* _Excerpted records_
....

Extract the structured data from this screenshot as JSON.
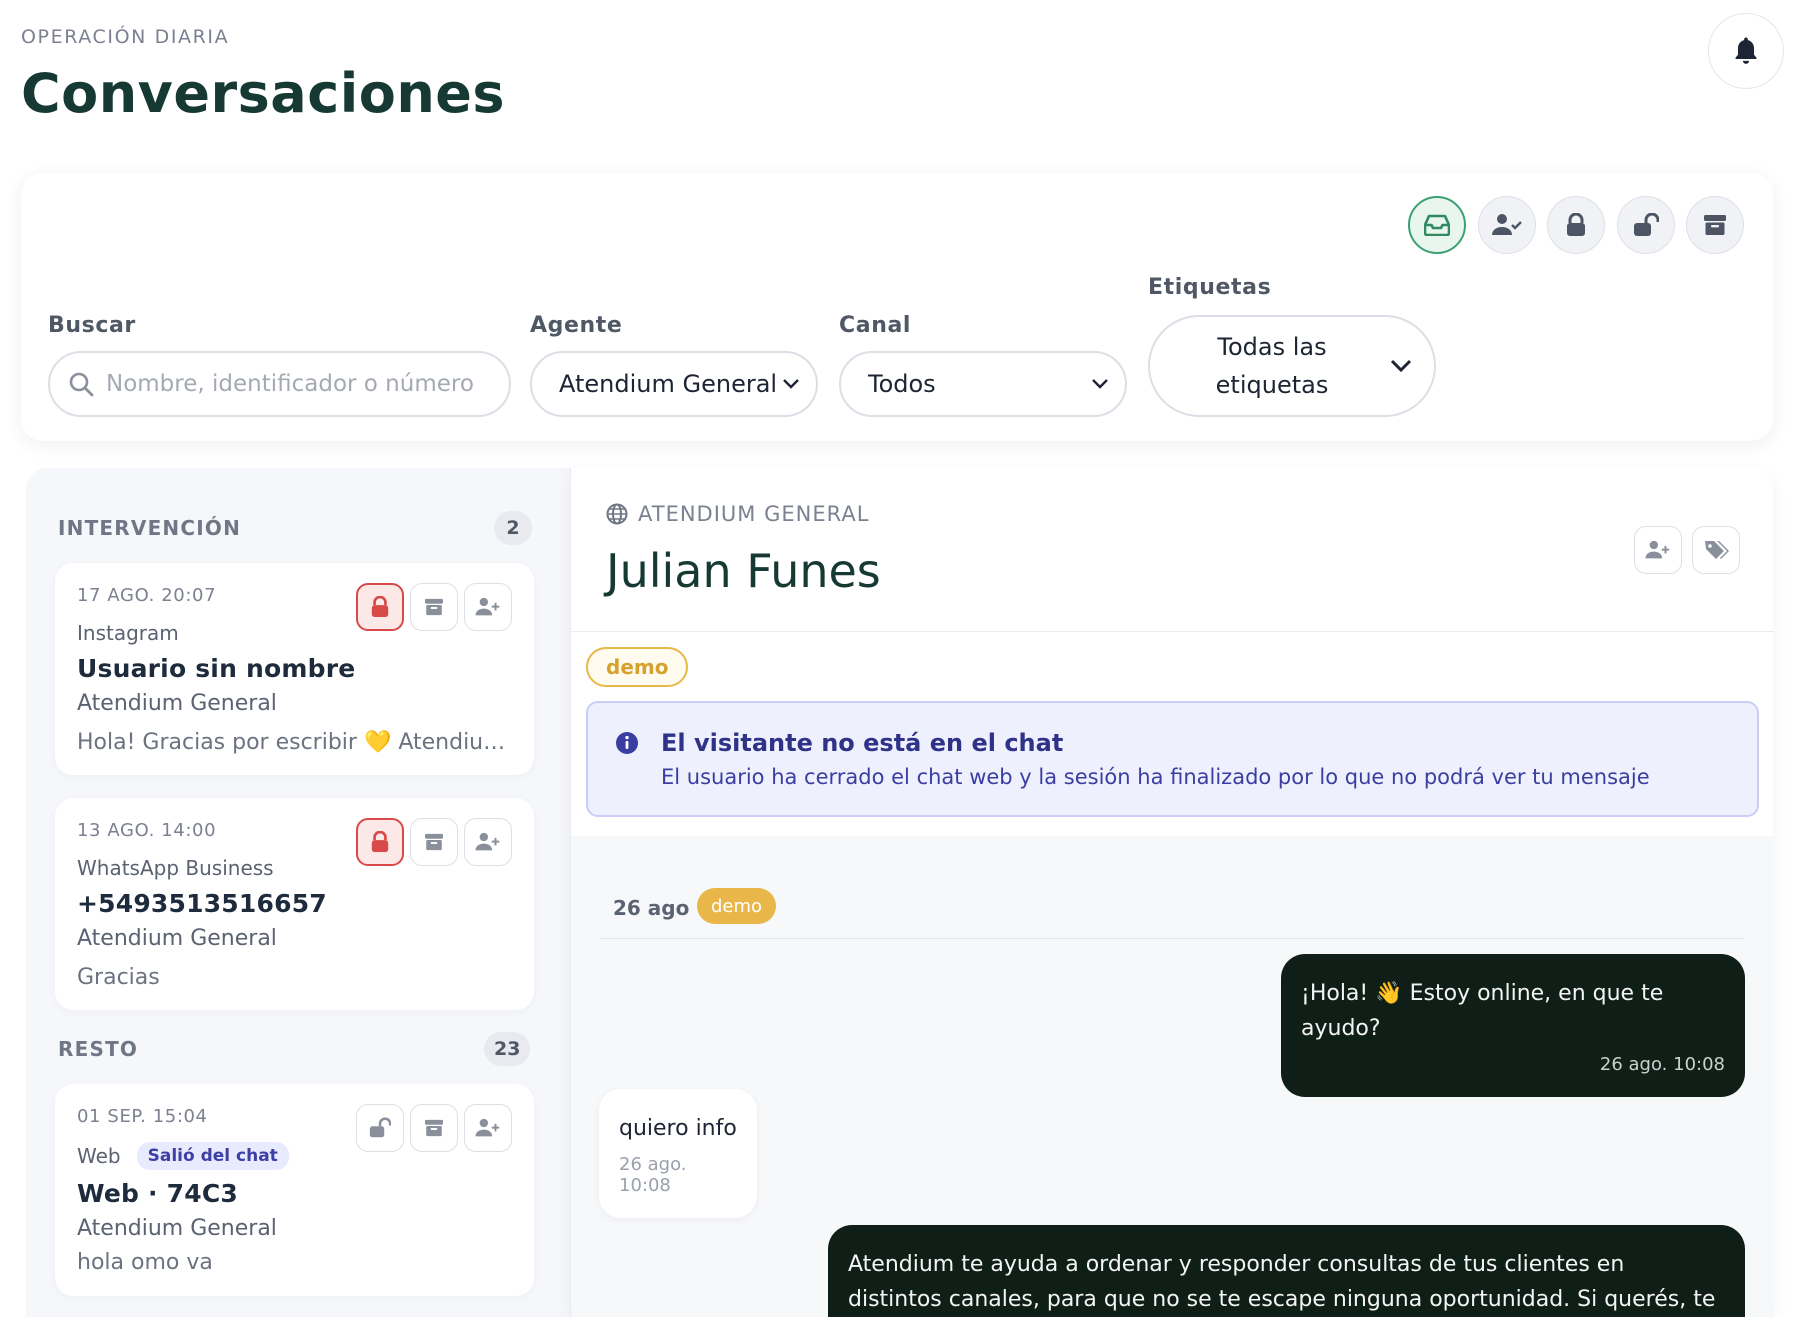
{
  "header": {
    "eyebrow": "OPERACIÓN DIARIA",
    "title": "Conversaciones"
  },
  "filters": {
    "search_label": "Buscar",
    "search_placeholder": "Nombre, identificador o número",
    "agent_label": "Agente",
    "agent_value": "Atendium General",
    "channel_label": "Canal",
    "channel_value": "Todos",
    "tags_label": "Etiquetas",
    "tags_value_line1": "Todas las",
    "tags_value_line2": "etiquetas"
  },
  "sections": {
    "intervention_label": "INTERVENCIÓN",
    "intervention_count": "2",
    "rest_label": "RESTO",
    "rest_count": "23"
  },
  "conversations": [
    {
      "time": "17 AGO. 20:07",
      "channel": "Instagram",
      "name": "Usuario sin nombre",
      "agent": "Atendium General",
      "preview": "Hola! Gracias por escribir 💛 Atendium n..."
    },
    {
      "time": "13 AGO. 14:00",
      "channel": "WhatsApp Business",
      "name": "+5493513516657",
      "agent": "Atendium General",
      "preview": "Gracias"
    },
    {
      "time": "01 SEP. 15:04",
      "channel": "Web",
      "badge": "Salió del chat",
      "name": "Web · 74C3",
      "agent": "Atendium General",
      "preview": "hola omo va"
    }
  ],
  "chat": {
    "channel": "ATENDIUM GENERAL",
    "contact_name": "Julian Funes",
    "tag": "demo",
    "notice_title": "El visitante no está en el chat",
    "notice_body": "El usuario ha cerrado el chat web y la sesión ha finalizado por lo que no podrá ver tu mensaje",
    "day_label": "26 ago",
    "day_tag": "demo",
    "messages": [
      {
        "text": "¡Hola! 👋 Estoy online, en que te ayudo?",
        "time": "26 ago. 10:08"
      },
      {
        "text": "quiero info",
        "time": "26 ago. 10:08"
      },
      {
        "text": "Atendium te ayuda a ordenar y responder consultas de tus clientes en distintos canales, para que no se te escape ninguna oportunidad. Si querés, te cuento"
      }
    ]
  },
  "colors": {
    "brand_dark": "#163a33",
    "active_green": "#3aa172",
    "danger_red": "#d84a4a",
    "tag_yellow": "#e9b749",
    "info_indigo": "#3a3ea0",
    "bubble_dark": "#0f1f17"
  },
  "icons": {
    "bell": "bell-icon",
    "inbox": "inbox-icon",
    "user_check": "user-check-icon",
    "lock": "lock-icon",
    "unlock": "unlock-icon",
    "archive": "archive-icon",
    "user_plus": "user-plus-icon",
    "tags": "tags-icon",
    "globe": "globe-icon",
    "info": "info-icon",
    "search": "search-icon",
    "chevron": "chevron-down-icon"
  }
}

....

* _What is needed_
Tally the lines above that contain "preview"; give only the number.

* _Your solution_
3